(Interface dataset entries)
• • •

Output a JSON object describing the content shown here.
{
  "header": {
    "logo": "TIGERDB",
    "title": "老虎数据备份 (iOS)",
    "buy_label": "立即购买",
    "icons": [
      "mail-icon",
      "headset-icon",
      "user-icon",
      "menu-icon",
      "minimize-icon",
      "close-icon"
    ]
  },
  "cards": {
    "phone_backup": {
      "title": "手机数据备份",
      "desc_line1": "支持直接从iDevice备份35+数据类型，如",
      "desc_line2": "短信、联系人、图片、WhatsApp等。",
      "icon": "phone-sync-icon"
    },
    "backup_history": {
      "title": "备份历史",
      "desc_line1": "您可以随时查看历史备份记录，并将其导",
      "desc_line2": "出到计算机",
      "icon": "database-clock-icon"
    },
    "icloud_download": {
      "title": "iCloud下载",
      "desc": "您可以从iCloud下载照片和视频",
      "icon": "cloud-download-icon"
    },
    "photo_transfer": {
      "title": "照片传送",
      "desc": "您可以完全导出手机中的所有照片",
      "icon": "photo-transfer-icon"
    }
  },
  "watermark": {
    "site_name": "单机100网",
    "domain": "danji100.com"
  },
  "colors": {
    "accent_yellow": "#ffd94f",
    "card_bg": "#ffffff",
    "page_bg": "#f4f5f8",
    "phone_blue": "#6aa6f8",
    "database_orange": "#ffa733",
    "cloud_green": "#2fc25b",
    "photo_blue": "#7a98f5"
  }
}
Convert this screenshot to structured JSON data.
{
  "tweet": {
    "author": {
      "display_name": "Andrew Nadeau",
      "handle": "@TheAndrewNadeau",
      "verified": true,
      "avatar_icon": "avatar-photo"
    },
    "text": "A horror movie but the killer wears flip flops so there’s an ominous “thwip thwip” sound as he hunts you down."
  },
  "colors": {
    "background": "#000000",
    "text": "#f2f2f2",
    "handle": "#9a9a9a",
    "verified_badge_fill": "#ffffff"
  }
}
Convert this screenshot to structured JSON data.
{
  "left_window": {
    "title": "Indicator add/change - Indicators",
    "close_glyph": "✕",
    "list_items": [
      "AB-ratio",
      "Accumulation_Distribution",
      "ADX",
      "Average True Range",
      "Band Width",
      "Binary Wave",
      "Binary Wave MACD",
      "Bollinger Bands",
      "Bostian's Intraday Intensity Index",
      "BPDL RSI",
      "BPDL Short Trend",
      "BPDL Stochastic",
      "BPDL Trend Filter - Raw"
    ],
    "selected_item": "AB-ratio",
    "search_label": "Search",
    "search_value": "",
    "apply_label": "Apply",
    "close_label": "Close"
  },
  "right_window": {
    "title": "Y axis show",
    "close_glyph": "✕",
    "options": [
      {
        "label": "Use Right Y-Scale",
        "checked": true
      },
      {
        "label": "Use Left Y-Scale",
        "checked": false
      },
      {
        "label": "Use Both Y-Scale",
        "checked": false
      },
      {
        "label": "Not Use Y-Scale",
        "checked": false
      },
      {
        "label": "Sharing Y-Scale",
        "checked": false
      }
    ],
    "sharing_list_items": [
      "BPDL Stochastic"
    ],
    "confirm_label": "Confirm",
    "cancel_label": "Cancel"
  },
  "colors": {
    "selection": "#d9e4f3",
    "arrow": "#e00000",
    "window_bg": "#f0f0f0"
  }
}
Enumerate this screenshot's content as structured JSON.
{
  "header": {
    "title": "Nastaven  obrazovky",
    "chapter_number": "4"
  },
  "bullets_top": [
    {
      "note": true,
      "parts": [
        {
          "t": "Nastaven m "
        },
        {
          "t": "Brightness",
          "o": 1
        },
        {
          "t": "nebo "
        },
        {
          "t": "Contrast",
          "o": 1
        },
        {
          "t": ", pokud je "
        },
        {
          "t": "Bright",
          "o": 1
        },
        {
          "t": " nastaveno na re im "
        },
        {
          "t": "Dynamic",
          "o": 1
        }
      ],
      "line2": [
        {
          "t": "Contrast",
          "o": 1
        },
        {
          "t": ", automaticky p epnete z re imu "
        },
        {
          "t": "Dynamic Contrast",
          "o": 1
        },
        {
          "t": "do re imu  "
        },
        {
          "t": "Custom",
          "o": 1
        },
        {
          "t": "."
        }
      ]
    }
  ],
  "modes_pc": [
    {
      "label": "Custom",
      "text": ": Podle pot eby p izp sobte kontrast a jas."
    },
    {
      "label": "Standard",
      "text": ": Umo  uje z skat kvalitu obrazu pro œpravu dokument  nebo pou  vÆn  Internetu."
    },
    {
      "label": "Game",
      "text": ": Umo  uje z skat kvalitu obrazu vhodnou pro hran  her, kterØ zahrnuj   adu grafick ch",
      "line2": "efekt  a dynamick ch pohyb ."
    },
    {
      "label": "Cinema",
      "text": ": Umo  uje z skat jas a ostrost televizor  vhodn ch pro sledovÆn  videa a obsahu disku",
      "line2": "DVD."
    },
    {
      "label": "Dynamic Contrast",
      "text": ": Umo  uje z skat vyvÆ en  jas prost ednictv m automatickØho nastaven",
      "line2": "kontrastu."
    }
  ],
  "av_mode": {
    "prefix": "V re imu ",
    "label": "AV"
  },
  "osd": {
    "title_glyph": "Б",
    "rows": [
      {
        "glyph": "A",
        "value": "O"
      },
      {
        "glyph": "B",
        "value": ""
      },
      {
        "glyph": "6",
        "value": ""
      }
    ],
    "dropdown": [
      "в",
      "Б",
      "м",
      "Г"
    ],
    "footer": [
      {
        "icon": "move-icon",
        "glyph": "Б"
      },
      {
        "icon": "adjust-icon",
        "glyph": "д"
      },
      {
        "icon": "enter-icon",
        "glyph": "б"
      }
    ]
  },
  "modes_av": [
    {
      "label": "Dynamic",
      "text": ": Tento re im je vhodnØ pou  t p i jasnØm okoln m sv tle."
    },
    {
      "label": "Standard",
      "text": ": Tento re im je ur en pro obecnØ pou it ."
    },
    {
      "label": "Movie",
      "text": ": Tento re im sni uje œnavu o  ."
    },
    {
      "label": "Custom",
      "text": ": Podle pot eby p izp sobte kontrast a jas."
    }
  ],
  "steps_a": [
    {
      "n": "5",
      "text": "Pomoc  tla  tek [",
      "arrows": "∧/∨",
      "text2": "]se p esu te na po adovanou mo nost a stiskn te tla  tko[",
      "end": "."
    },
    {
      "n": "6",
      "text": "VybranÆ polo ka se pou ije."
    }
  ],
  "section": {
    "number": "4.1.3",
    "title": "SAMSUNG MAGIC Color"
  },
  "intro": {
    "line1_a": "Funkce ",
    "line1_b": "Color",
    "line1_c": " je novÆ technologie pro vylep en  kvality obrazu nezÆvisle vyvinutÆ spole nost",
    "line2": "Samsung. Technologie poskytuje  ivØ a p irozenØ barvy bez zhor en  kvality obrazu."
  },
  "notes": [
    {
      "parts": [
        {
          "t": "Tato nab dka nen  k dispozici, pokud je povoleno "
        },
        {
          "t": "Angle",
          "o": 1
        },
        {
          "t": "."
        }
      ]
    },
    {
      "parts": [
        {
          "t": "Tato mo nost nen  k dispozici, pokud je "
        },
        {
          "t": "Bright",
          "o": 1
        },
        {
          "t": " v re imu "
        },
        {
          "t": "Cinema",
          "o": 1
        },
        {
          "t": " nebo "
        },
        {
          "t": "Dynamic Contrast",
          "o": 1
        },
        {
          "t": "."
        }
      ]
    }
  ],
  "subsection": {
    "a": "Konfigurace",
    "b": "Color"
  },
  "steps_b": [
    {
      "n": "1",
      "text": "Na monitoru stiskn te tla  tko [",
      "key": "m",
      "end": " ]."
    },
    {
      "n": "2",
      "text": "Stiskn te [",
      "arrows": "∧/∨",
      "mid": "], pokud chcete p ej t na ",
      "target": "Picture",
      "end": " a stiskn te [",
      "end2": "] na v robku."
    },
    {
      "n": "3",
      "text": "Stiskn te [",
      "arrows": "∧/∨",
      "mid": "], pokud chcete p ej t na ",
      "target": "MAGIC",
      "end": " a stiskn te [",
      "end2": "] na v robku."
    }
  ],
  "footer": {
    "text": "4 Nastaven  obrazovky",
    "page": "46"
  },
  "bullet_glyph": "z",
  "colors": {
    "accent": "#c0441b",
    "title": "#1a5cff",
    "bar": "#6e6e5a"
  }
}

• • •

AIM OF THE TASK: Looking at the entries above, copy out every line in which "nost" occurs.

TASK OUTPUT:
      "text2": "]se p esu te na po adovanou mo nost a stiskn te tla  tko[",
    "line1_c": " je novÆ technologie pro vylep en  kvality obrazu nezÆvisle vyvinutÆ spole nost",
          "t": "Tato mo nost nen  k dispozici, pokud je "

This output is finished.